Aside from Robertson using Jacob Bernard-Docker as the screen, he was also able to get his shot through between his legs and over the glove of Nico Daws. While it may have been a one in one million chance, that split-second toe-drag worked to his advantage to have enough space to work with to get the shot off and cut the lead to one.
While the Americans were expected to lean on players like Cole Caufield, it was Robertson that rose to the occasion and proved to be a key contributor for the team. While his play at the World Juniors provides some reassurance to his production in the Ontario Hockey League, he has proven to be more valuable than just a second-round pick. The Maple Leafs struck gold by selecting him and we can see why after the tournament.
Mikko Kokkonen- Team Finland
Stat line: 2 goals, -1, fourth-place finish
While he didn’t wow the fans like Sandin and Robertson, Kokkonen managed to have a good tournament for Team Finland. He wasn’t an impact player but he provided strong depth on the team that had great balance on defense.

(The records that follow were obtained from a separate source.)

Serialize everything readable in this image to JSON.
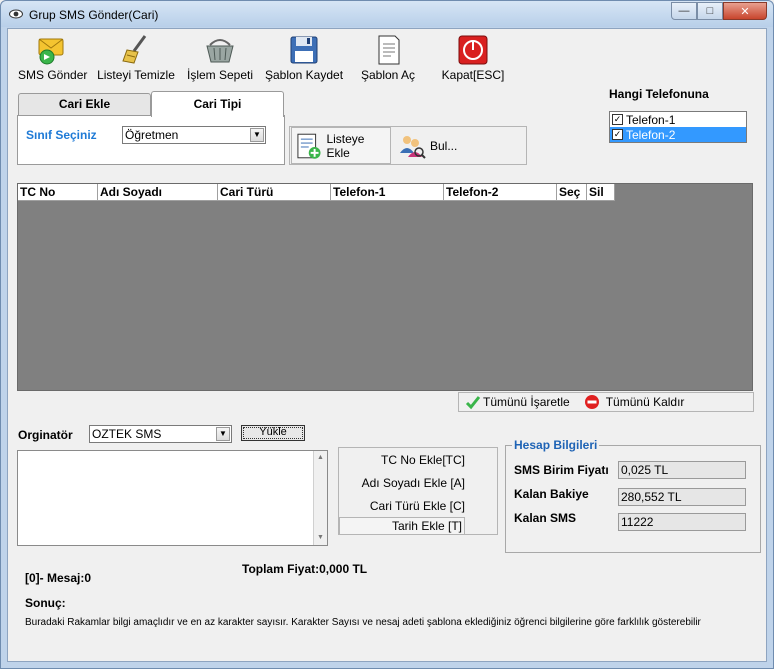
{
  "window": {
    "title": "Grup SMS Gönder(Cari)"
  },
  "toolbar": {
    "items": [
      {
        "label": "SMS Gönder",
        "icon": "sms-send-icon"
      },
      {
        "label": "Listeyi Temizle",
        "icon": "broom-icon"
      },
      {
        "label": "İşlem Sepeti",
        "icon": "basket-icon"
      },
      {
        "label": "Şablon Kaydet",
        "icon": "floppy-disk-icon"
      },
      {
        "label": "Şablon Aç",
        "icon": "open-document-icon"
      },
      {
        "label": "Kapat[ESC]",
        "icon": "power-icon"
      }
    ]
  },
  "tabs": [
    {
      "label": "Cari Ekle"
    },
    {
      "label": "Cari Tipi"
    }
  ],
  "cari_tipi": {
    "sinif_label": "Sınıf Seçiniz",
    "sinif_value": "Öğretmen"
  },
  "actions": {
    "liste_ekle": "Listeye Ekle",
    "bul": "Bul..."
  },
  "hangi_telefonuna": {
    "label": "Hangi Telefonuna",
    "options": [
      {
        "label": "Telefon-1",
        "checked": true,
        "selected": false
      },
      {
        "label": "Telefon-2",
        "checked": true,
        "selected": true
      }
    ]
  },
  "grid": {
    "columns": [
      "TC No",
      "Adı Soyadı",
      "Cari Türü",
      "Telefon-1",
      "Telefon-2",
      "Seç",
      "Sil"
    ]
  },
  "check_bar": {
    "select_all": "Tümünü İşaretle",
    "clear_all": "Tümünü Kaldır"
  },
  "orginator": {
    "label": "Orginatör",
    "value": "OZTEK SMS",
    "load_button": "Yükle"
  },
  "message": {
    "value": ""
  },
  "ekle_buttons": [
    "TC No Ekle[TC]",
    "Adı Soyadı Ekle [A]",
    "Cari Türü Ekle [C]",
    "Tarih Ekle [T]"
  ],
  "hesap": {
    "title": "Hesap Bilgileri",
    "rows": [
      {
        "label": "SMS Birim Fiyatı",
        "value": "0,025 TL"
      },
      {
        "label": "Kalan Bakiye",
        "value": "280,552 TL"
      },
      {
        "label": "Kalan SMS",
        "value": "11222"
      }
    ]
  },
  "footer": {
    "toplam": "Toplam Fiyat:0,000 TL",
    "mesaj": "[0]- Mesaj:0",
    "sonuc": "Sonuç:",
    "info": "Buradaki Rakamlar bilgi amaçlıdır ve en az karakter sayısır. Karakter Sayısı ve nesaj adeti şablona eklediğiniz öğrenci bilgilerine göre farklılık gösterebilir"
  }
}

The team ended with a fourth-place finish.
His defense-first mentality was on display every game and was relied on in that shutdown role on Finland’s third line pairing. While he isn’t known for his offensive side, he managed to find the score sheet twice. Kokkonen even managed to get player of the game honours in a 5-0 loss to Team Canada in the semi-finals.
The fact that he managed to find some offensive production in the tournament is a good sign. If he can continue to improve his offensive output, Kokkonen has the potential of being a viable top-four option for the Maple Leafs. He already has a strong defensive game, which the Maple Leafs lack. If his development can trend in the right direction, then he could be an impact player on the blueline.
While Sandin had the most success of the three Maple Leafs prospects, all three showed the key components of their game that made them successful. For the fans, it is was a great chance to see the future on display and to get a glimpse of what could be for the future of this organization.
Hockey has been a big part of my life since watching my first Leafs game to currently coaching minor hockey. I previously interned at The Hockey News and worked on Toronto Marlies broadcasts for Rogers TV. Aside from hockey, I also enjoy drumming, animation and impressions/ voices.